Start small but scale big.
When you start your business, everyone will tell you to find a small group of people to sell to. In other words, find a niche of specific buyers that you can serve well.
The accepted wisdom is that it makes sense to start small, build a loyal customer base, and then naturally outgrow that small market and go after a bigger one. For me, this advice causes more problems than it helps. I see a lot of entrepreneurs with successful niche businesses, but they’ve hit a ceiling and lost momentum. It impacts your productivity, your growth, and your motivation, and you start second-guessing your strategy. Most of these businesses stagnate at best, but more often than not fail because the founder gets bored and unhappy and moves on.
Momentum is the most powerful force in business, and when you choose to start serving a small niche and hope to outgrow it later, you plan on compromising your momentum at some stage. Don’t be afraid to enter into a large market. Be careful making rules for your business that will get in the way of momentum.
Don’t aim too high.
The sporting culture that’s led to the fascination of being number 1 does not apply to entrepreneurship. Numbers 2 and 3, in most decent-sized industries, represents an extreme level of success that any entrepreneur should be ecstatic about. Don’t aim too high. Aim to improve your current position, but set goals that will motivate yourself, your co-founders, and your staff, and enjoy every step of the journey. You might find that going from #113 to #20 is far more satisfying than going from #3 to #2.
You can’t make luck.
If you made it, it would be execution, not luck. And besides, just like “work hard,” it doesn’t explain why so many people are working on their businesses for so many years and not achieving success.
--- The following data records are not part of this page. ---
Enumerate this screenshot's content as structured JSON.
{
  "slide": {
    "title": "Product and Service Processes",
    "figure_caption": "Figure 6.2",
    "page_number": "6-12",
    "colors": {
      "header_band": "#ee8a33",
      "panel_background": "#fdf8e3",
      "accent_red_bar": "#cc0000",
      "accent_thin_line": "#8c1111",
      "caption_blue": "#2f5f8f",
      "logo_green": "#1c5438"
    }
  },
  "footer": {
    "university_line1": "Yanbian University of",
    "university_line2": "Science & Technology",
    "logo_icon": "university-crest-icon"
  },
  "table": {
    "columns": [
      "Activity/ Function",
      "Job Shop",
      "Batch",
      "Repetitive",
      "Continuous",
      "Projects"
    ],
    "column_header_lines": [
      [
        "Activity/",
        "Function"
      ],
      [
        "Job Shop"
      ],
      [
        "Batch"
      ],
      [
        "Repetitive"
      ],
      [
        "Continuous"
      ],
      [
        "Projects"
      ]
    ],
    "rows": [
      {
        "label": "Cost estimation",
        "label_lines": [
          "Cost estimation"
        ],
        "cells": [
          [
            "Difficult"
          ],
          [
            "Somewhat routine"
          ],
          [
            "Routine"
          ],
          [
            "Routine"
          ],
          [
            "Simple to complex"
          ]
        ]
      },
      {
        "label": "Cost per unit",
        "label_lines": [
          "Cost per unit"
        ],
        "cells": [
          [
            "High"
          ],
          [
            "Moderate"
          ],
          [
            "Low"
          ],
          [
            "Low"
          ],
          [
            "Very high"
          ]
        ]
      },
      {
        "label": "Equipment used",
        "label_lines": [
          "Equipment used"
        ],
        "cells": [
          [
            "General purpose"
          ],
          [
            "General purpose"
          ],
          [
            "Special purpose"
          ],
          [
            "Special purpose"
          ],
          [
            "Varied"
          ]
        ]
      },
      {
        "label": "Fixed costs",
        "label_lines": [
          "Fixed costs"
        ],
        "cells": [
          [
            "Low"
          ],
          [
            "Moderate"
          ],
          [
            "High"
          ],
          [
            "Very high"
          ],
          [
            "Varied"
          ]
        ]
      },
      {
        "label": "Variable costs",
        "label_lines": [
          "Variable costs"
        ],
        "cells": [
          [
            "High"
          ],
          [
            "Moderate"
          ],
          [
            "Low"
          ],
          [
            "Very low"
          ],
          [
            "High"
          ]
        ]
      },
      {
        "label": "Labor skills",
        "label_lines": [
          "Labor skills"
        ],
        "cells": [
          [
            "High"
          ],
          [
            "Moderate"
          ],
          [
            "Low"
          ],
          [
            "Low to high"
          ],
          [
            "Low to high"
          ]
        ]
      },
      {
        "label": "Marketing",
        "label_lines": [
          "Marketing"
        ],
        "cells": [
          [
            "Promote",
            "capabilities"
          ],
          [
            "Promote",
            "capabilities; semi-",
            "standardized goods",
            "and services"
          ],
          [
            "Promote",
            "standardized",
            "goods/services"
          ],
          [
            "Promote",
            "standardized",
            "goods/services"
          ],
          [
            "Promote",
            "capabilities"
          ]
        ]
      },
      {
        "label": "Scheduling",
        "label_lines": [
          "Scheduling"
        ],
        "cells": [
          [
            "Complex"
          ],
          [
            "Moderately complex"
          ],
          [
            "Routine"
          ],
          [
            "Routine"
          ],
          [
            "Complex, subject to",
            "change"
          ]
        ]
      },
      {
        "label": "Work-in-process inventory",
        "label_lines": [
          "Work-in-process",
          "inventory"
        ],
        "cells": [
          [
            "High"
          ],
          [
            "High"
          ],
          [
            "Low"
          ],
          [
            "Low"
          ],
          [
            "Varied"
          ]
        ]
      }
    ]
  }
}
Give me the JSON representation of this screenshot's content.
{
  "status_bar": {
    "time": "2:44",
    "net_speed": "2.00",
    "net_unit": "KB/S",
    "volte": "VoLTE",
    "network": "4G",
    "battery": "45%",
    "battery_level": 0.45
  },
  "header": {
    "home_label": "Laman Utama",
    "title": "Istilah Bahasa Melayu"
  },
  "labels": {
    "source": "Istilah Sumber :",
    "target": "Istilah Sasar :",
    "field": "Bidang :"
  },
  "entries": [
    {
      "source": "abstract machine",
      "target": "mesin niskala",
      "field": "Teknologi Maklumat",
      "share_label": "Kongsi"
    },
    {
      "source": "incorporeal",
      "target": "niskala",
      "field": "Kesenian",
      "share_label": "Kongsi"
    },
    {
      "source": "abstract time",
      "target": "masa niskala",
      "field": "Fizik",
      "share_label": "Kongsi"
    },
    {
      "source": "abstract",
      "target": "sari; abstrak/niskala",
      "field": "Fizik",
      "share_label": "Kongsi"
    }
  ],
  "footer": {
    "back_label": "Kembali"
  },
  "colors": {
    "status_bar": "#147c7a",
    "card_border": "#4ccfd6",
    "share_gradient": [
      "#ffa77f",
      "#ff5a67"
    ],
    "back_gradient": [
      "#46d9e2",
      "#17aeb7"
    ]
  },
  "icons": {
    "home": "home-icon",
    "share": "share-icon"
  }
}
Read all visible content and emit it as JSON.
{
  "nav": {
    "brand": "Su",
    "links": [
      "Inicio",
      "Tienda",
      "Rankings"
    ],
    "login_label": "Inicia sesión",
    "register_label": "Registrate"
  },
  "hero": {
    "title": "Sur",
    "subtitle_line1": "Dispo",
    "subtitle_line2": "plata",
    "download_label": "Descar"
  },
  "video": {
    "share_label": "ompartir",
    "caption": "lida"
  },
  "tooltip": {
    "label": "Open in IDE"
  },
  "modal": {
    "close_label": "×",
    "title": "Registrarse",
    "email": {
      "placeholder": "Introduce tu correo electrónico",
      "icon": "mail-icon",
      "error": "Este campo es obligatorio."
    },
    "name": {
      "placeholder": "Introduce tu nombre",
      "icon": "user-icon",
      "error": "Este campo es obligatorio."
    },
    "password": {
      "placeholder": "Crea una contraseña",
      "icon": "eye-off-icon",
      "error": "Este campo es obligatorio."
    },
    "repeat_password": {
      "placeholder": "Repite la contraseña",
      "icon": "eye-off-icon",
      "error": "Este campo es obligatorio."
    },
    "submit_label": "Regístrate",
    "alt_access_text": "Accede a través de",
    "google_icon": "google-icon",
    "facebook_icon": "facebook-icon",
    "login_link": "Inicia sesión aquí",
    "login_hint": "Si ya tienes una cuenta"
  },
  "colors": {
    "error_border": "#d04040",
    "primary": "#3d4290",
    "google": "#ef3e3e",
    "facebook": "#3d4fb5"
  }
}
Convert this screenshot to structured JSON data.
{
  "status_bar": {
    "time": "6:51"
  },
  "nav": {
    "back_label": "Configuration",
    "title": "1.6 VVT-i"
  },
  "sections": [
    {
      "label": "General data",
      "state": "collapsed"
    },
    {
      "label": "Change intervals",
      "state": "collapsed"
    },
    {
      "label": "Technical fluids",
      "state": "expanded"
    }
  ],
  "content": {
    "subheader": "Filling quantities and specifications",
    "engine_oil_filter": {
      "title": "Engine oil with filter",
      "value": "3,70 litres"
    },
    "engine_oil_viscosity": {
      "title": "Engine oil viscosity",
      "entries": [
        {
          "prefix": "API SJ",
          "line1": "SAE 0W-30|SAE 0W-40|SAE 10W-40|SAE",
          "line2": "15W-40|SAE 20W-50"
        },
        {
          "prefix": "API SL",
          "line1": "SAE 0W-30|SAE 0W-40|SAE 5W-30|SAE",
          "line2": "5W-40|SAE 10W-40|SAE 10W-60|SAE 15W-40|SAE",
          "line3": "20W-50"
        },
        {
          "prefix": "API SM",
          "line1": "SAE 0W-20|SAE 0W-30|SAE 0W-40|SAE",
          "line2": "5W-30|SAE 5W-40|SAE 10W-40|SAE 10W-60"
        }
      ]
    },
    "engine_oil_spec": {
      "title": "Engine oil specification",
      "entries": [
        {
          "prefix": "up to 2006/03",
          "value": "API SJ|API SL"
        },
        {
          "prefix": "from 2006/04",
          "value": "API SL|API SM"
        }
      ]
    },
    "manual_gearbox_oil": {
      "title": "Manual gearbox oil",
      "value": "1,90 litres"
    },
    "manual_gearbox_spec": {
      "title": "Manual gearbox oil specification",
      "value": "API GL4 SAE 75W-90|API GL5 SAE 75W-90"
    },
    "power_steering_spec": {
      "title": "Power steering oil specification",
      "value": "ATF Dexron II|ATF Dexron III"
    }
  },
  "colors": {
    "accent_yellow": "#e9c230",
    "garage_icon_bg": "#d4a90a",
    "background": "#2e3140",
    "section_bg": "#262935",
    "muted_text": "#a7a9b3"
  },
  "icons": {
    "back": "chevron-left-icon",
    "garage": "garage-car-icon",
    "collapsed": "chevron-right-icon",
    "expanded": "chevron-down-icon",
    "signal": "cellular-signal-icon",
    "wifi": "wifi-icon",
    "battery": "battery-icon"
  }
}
There are shitloads of people working hard or working on making their own luck, but for whatever reason, they don’t get lucky. Perhaps it’s because luck tends to be a bit random. That’s the whole point of luck. To me, it’s okay to admit the truth that luck has a big role to play in success in business. It keeps you humble. As soon as you think you are entirely responsible for your success, you become arrogant.
How did Elon Musk become the god-like figure of entrepreneurs? Sure, he worked hard and took obscene risks, and he’s stupidly smart and creative. Yet he was within inches of it all being one big devastating failure. In 2008, he was within days of bankruptcy, and he landed a huge contract with NASA that saved his space exploration company, SpaceX, and was granted hundreds of millions of dollars from the government to keep his fledgling electric vehicle startup, Tesla, afloat. He’s had his fair share of bad luck. But let’s be honest, that series of events is nothing but good luck!
I’m sick of hearing business experts claim that ideas don’t matter, only execution matters. This is some of the most damaging advice an entrepreneur can take on. It’s basically saying, “Don’t worry too much about what you are working on; just keep working.” The problem is, this is the biggest problem we have: working too hard on the wrong things.
Working hard is a prerequisite, but work hard on a good idea.
Stress isn’t your friend.
Most of the time your best work is done when you aren’t stressed and fearful. A relaxed state with plenty of sleep and working deep in your zone is often where the best work happens. There are certainly times when overcoming fear is the right step. If the outcome puts you in the position you want to be in, great! Go to for it; take the leap. But don’t invite stress and anxiety into your life for the sole reason that you think you have to overcome a certain fear. Sometimes it makes more sense to stay in your zone.
Just build a great product.
What gets more reach on Facebook, pages or groups? What accounting software should I use? What’s a free/cheap way to manage leads in your business? What software should I use for invoicing? Does anyone know how I can find some more information on financial planning?
It doesn’t matter! None of these questions relate to the one problem that I would guess every single one of these entrepreneurs has and the only thing that is going to make a significant dent in the trajectory of their business—a great product. Uber did not take off because they chose the right invoicing software. It took off because there were millions of people frustrated with shitty taxi service, and Uber did it cheaper, more reliably, more efficiently, and more elegantly. Netflix didn’t replace Blockbuster because they had a better logo. The Netflix logo is shit; it’s red letters. It took off because it provided a much better product: more convenient, more engaging, cheaper, higher-quality, the list goes on.
Focus on making a better product for your customers. All the other problems you’ve distracted yourself with DO NOT MATTER.
You’re both successful and struggling. So be happy.
Being a “successful” entrepreneur isn’t all that different from being a struggling one. The struggle is constant, so don’t put all of your eggs in the future basket. If you are pining for a time in the future where you are all of a sudden happy, you probably won’t be. In the best-case scenario, you will get some success, and as a result, you’ll have more options. More places to invest your money. More properties that become attainable. More businesses that need investing. More friends that enjoy your support. The list goes on, and fundamentally, the biggest surprise is you still just feel like you. And if you expect to give your life to entrepreneurship and in the end become someone else, you’re sorely mistaken. No matter how successful, how rich, or how many hair transplants, you will still feel like you.
This doesn’t have to be a bad thing. You have every reason to be happy, grateful, and accomplished right now. You don’t need some external metric to supply that for you. Be happy now. Be grateful now. Regardless of your success, you will always be you.